FAIRFIELD — Anyone who has watched even a moderate amount of basketball has seen it. The scoring run is as much a part of basketball as the ball itself. If your team is on the scoring run, it’s glorious. Nothing can go wrong. If your team is on the opposite end of a scoring run, it induces panic. Nothing can go right.
In Friday night’s Kennebec Valley Athletic Conference girls basketball game between Skowhegan and Lawrence, each team had two runs of at least nine points. It was Lawrence that put together the longest, a 12-0 outburst in the fourth quarter. That Bulldog run was the difference in the game, a 37-31 Lawrence victory.
“When we’re trying to break their run apart, we’re thinking what can we make for changes on defense? What are we doing wrong? What could we possibly pull out that we haven’t pulled out?” Lawrence coach Greg Chesley said. “When we’re the one making the run, we’re trying not to change anything that we’re doing. Let it roll. A couple times when I was a younger coach, I might even make a mistake and call a timeout in that situation. But we’re not stopping the game. We’re going to keep it coming.”
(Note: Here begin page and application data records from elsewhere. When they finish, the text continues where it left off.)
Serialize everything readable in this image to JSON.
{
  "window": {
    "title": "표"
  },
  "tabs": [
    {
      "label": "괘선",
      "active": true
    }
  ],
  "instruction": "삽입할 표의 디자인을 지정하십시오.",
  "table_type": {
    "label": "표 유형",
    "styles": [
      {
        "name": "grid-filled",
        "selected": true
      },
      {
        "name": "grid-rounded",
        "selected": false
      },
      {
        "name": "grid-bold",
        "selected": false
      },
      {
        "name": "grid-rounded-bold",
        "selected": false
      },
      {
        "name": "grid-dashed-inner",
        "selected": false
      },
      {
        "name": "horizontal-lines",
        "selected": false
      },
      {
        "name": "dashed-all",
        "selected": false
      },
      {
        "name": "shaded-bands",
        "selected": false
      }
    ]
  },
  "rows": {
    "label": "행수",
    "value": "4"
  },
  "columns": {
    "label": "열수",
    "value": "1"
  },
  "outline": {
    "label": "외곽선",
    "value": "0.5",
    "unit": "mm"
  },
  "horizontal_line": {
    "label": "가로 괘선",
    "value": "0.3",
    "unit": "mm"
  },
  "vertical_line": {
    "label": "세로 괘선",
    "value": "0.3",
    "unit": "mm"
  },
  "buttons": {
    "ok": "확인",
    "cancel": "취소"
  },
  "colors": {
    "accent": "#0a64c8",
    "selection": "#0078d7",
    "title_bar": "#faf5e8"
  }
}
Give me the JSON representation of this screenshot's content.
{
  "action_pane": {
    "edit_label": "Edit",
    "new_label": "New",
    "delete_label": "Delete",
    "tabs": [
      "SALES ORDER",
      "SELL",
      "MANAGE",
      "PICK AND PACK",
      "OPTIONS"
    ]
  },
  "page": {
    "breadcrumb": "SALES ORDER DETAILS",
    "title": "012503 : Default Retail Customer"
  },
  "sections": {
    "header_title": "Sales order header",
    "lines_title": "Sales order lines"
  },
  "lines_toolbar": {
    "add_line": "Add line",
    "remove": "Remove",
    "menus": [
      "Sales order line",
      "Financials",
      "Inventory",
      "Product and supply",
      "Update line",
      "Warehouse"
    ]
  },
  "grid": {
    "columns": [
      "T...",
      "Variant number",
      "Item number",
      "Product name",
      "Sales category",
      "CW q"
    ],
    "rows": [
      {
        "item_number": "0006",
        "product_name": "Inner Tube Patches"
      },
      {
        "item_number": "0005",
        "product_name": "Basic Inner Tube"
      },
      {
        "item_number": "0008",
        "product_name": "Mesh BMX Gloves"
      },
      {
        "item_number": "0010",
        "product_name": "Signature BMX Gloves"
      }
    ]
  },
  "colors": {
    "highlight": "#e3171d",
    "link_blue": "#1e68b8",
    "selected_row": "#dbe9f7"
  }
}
Chesley’s Bulldogs withstood Skowhegan runs of 10 and 11 points to pull out the win. The RiverHawks opened the game on a 10-0 run, with Emily Dunbar hitting a pair of 3-pointers to give it an extra kick. After Lawrence began the second quarter with a 9-0 run to take an 18-17 lead, Skowhegan closed the half with a 7-0 run, then opened the third quarter with four more straight points to push its lead back to 10, 28-18. The wraparound run was dangerous because the Bulldogs hoped the half would effectively pull the emergency break on Skowhegan’s momentum. When it didn’t, the game was perilously close to getting out of Lawrence’s control.
“They’re really frustrating, because it’s hard to get back once it happens. We had to make sure we executed and put a stop to it,” Lawrence Hope Bouchard, who scored 11 points to lead the Bulldogs, said.
How important are scoring runs? Well, 68 percent of Skowhegan’s scoring output came on those two runs. Seventy-six percent of Lawrence’s offense came on three runs: the 9-0 spurt in the second quarter, a 7-0 rally late in the third, and the 12-0 run that accounted for all the scoring in the fourth quarter.
“We really had to pull it together at the end there because we knew their team, they could come back at any time. They go on runs, we had to watch out for that,” Bouchard said.
Extending a scoring run requires focus and strong play at both ends of the court, as well as a little luck. While Lawrence was reeling off nine straight points in the second quarter, Skowhegan was getting good shots that popped out of the net as if thrown back by an invisible hand. When Skowhegan went on its’ 11-0 run in the second and third quarters, the Bulldogs couldn’t buy a bucket.
“We got, I think, the mismatches we were looking for. They’re a good physical team. They play good defense and pushed us further off the block than we’re comfortable with, and we just couldn’t hit those. When we finally did, that swung it and we got the run,” Chesley said.
Skowhegan had good shots fail to fall in the fourth, and the RiverHawks also missed a pair of free throws that would’ve stopped Lawrence’s run at 10 points with just over two and a half minutes to play.
The run can be exhilarating or maddening. It can bring a smile or a frown. It all depends on your perspective. From Lawrence’s point of view, their fourth quarter run was a thing of beauty, ended only by the final buzzer.
Travis Lazarczyk — 861-9242